== What to do ==
Each entry that follows is to be copied exactly, minus any pictures.

== Interface dataset entries ==
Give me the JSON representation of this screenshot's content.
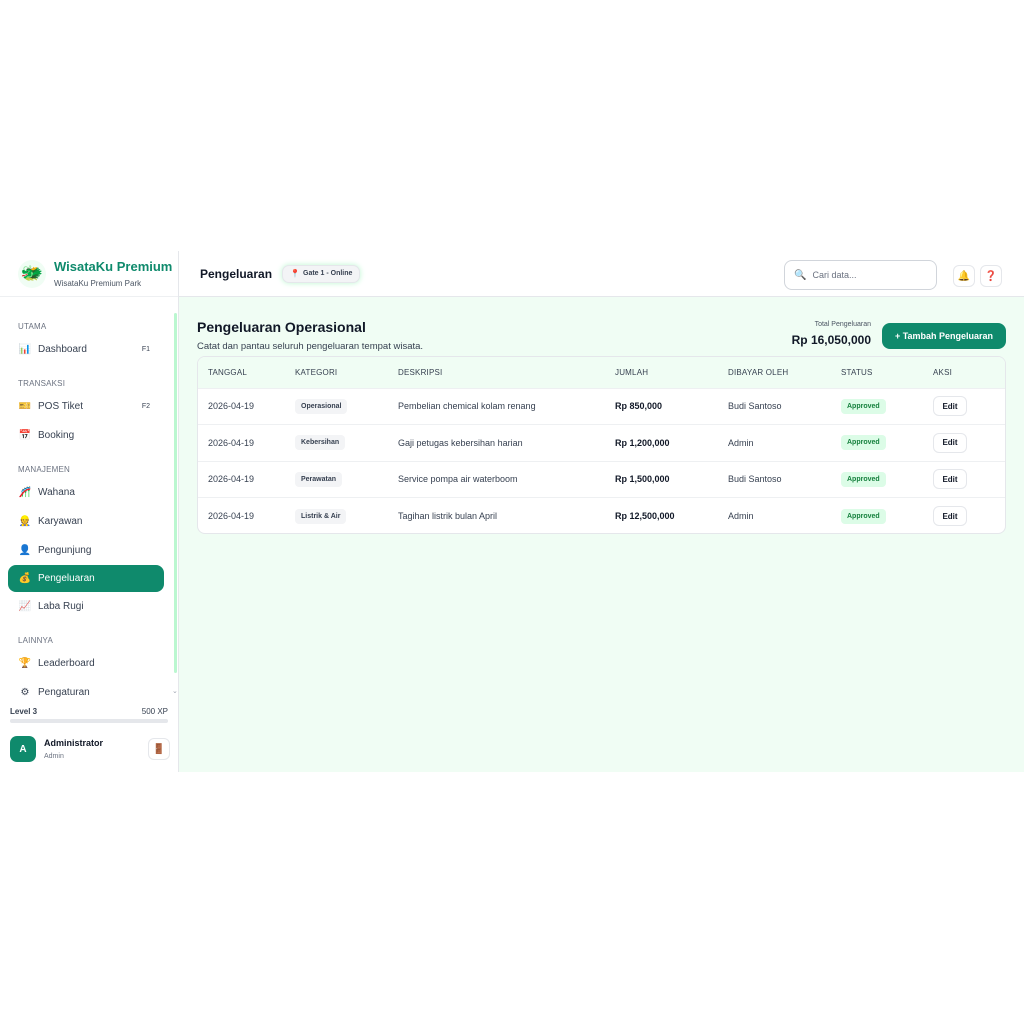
{
  "brand": {
    "title": "WisataKu Premium",
    "subtitle": "WisataKu Premium Park",
    "logo_icon": "dragon-mascot-icon"
  },
  "sidebar": {
    "sections": [
      {
        "label": "UTAMA",
        "items": [
          {
            "label": "Dashboard",
            "icon": "chart-icon",
            "glyph": "📊",
            "shortcut": "F1"
          }
        ]
      },
      {
        "label": "TRANSAKSI",
        "items": [
          {
            "label": "POS Tiket",
            "icon": "ticket-icon",
            "glyph": "🎫",
            "shortcut": "F2"
          },
          {
            "label": "Booking",
            "icon": "calendar-icon",
            "glyph": "📅",
            "shortcut": ""
          }
        ]
      },
      {
        "label": "MANAJEMEN",
        "items": [
          {
            "label": "Wahana",
            "icon": "ride-icon",
            "glyph": "🎢",
            "shortcut": ""
          },
          {
            "label": "Karyawan",
            "icon": "staff-icon",
            "glyph": "👷",
            "shortcut": ""
          },
          {
            "label": "Pengunjung",
            "icon": "visitor-icon",
            "glyph": "👤",
            "shortcut": ""
          },
          {
            "label": "Pengeluaran",
            "icon": "money-bag-icon",
            "glyph": "💰",
            "shortcut": "",
            "active": true
          },
          {
            "label": "Laba Rugi",
            "icon": "trend-chart-icon",
            "glyph": "📈",
            "shortcut": ""
          }
        ]
      },
      {
        "label": "LAINNYA",
        "items": [
          {
            "label": "Leaderboard",
            "icon": "trophy-icon",
            "glyph": "🏆",
            "shortcut": ""
          },
          {
            "label": "Pengaturan",
            "icon": "gear-icon",
            "glyph": "⚙",
            "shortcut": ""
          }
        ]
      }
    ],
    "level": {
      "label": "Level 3",
      "xp": "500 XP",
      "progress": 0
    },
    "user": {
      "initial": "A",
      "name": "Administrator",
      "role": "Admin",
      "logout_icon": "door-icon"
    }
  },
  "topbar": {
    "title": "Pengeluaran",
    "gate": "Gate 1 - Online",
    "search_placeholder": "Cari data...",
    "search_icon": "search-icon",
    "bell_icon": "bell-icon",
    "help_icon": "help-icon"
  },
  "page": {
    "title": "Pengeluaran Operasional",
    "subtitle": "Catat dan pantau seluruh pengeluaran tempat wisata.",
    "total_label": "Total Pengeluaran",
    "total_value": "Rp 16,050,000",
    "add_button": "+ Tambah Pengeluaran"
  },
  "table": {
    "columns": [
      "TANGGAL",
      "KATEGORI",
      "DESKRIPSI",
      "JUMLAH",
      "DIBAYAR OLEH",
      "STATUS",
      "AKSI"
    ],
    "rows": [
      {
        "date": "2026-04-19",
        "category": "Operasional",
        "description": "Pembelian chemical kolam renang",
        "amount": "Rp 850,000",
        "paid_by": "Budi Santoso",
        "status": "Approved",
        "action": "Edit"
      },
      {
        "date": "2026-04-19",
        "category": "Kebersihan",
        "description": "Gaji petugas kebersihan harian",
        "amount": "Rp 1,200,000",
        "paid_by": "Admin",
        "status": "Approved",
        "action": "Edit"
      },
      {
        "date": "2026-04-19",
        "category": "Perawatan",
        "description": "Service pompa air waterboom",
        "amount": "Rp 1,500,000",
        "paid_by": "Budi Santoso",
        "status": "Approved",
        "action": "Edit"
      },
      {
        "date": "2026-04-19",
        "category": "Listrik & Air",
        "description": "Tagihan listrik bulan April",
        "amount": "Rp 12,500,000",
        "paid_by": "Admin",
        "status": "Approved",
        "action": "Edit"
      }
    ]
  },
  "colors": {
    "accent": "#0f8a6c",
    "background": "#f0fdf4",
    "status_bg": "#dcfce7",
    "status_text": "#15803d"
  }
}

== Solution to this task ==
Give me the JSON representation of this screenshot's content.
{
  "brand": {
    "title": "WisataKu Premium",
    "subtitle": "WisataKu Premium Park",
    "logo_icon": "dragon-mascot-icon"
  },
  "sidebar": {
    "sections": [
      {
        "label": "UTAMA",
        "items": [
          {
            "label": "Dashboard",
            "icon": "chart-icon",
            "glyph": "📊",
            "shortcut": "F1"
          }
        ]
      },
      {
        "label": "TRANSAKSI",
        "items": [
          {
            "label": "POS Tiket",
            "icon": "ticket-icon",
            "glyph": "🎫",
            "shortcut": "F2"
          },
          {
            "label": "Booking",
            "icon": "calendar-icon",
            "glyph": "📅",
            "shortcut": ""
          }
        ]
      },
      {
        "label": "MANAJEMEN",
        "items": [
          {
            "label": "Wahana",
            "icon": "ride-icon",
            "glyph": "🎢",
            "shortcut": ""
          },
          {
            "label": "Karyawan",
            "icon": "staff-icon",
            "glyph": "👷",
            "shortcut": ""
          },
          {
            "label": "Pengunjung",
            "icon": "visitor-icon",
            "glyph": "👤",
            "shortcut": ""
          },
          {
            "label": "Pengeluaran",
            "icon": "money-bag-icon",
            "glyph": "💰",
            "shortcut": "",
            "active": true
          },
          {
            "label": "Laba Rugi",
            "icon": "trend-chart-icon",
            "glyph": "📈",
            "shortcut": ""
          }
        ]
      },
      {
        "label": "LAINNYA",
        "items": [
          {
            "label": "Leaderboard",
            "icon": "trophy-icon",
            "glyph": "🏆",
            "shortcut": ""
          },
          {
            "label": "Pengaturan",
            "icon": "gear-icon",
            "glyph": "⚙",
            "shortcut": ""
          }
        ]
      }
    ],
    "level": {
      "label": "Level 3",
      "xp": "500 XP",
      "progress": 0
    },
    "user": {
      "initial": "A",
      "name": "Administrator",
      "role": "Admin",
      "logout_icon": "door-icon"
    }
  },
  "topbar": {
    "title": "Pengeluaran",
    "gate": "Gate 1 - Online",
    "search_placeholder": "Cari data...",
    "search_icon": "search-icon",
    "bell_icon": "bell-icon",
    "help_icon": "help-icon"
  },
  "page": {
    "title": "Pengeluaran Operasional",
    "subtitle": "Catat dan pantau seluruh pengeluaran tempat wisata.",
    "total_label": "Total Pengeluaran",
    "total_value": "Rp 16,050,000",
    "add_button": "+ Tambah Pengeluaran"
  },
  "table": {
    "columns": [
      "TANGGAL",
      "KATEGORI",
      "DESKRIPSI",
      "JUMLAH",
      "DIBAYAR OLEH",
      "STATUS",
      "AKSI"
    ],
    "rows": [
      {
        "date": "2026-04-19",
        "category": "Operasional",
        "description": "Pembelian chemical kolam renang",
        "amount": "Rp 850,000",
        "paid_by": "Budi Santoso",
        "status": "Approved",
        "action": "Edit"
      },
      {
        "date": "2026-04-19",
        "category": "Kebersihan",
        "description": "Gaji petugas kebersihan harian",
        "amount": "Rp 1,200,000",
        "paid_by": "Admin",
        "status": "Approved",
        "action": "Edit"
      },
      {
        "date": "2026-04-19",
        "category": "Perawatan",
        "description": "Service pompa air waterboom",
        "amount": "Rp 1,500,000",
        "paid_by": "Budi Santoso",
        "status": "Approved",
        "action": "Edit"
      },
      {
        "date": "2026-04-19",
        "category": "Listrik & Air",
        "description": "Tagihan listrik bulan April",
        "amount": "Rp 12,500,000",
        "paid_by": "Admin",
        "status": "Approved",
        "action": "Edit"
      }
    ]
  },
  "colors": {
    "accent": "#0f8a6c",
    "background": "#f0fdf4",
    "status_bg": "#dcfce7",
    "status_text": "#15803d"
  }
}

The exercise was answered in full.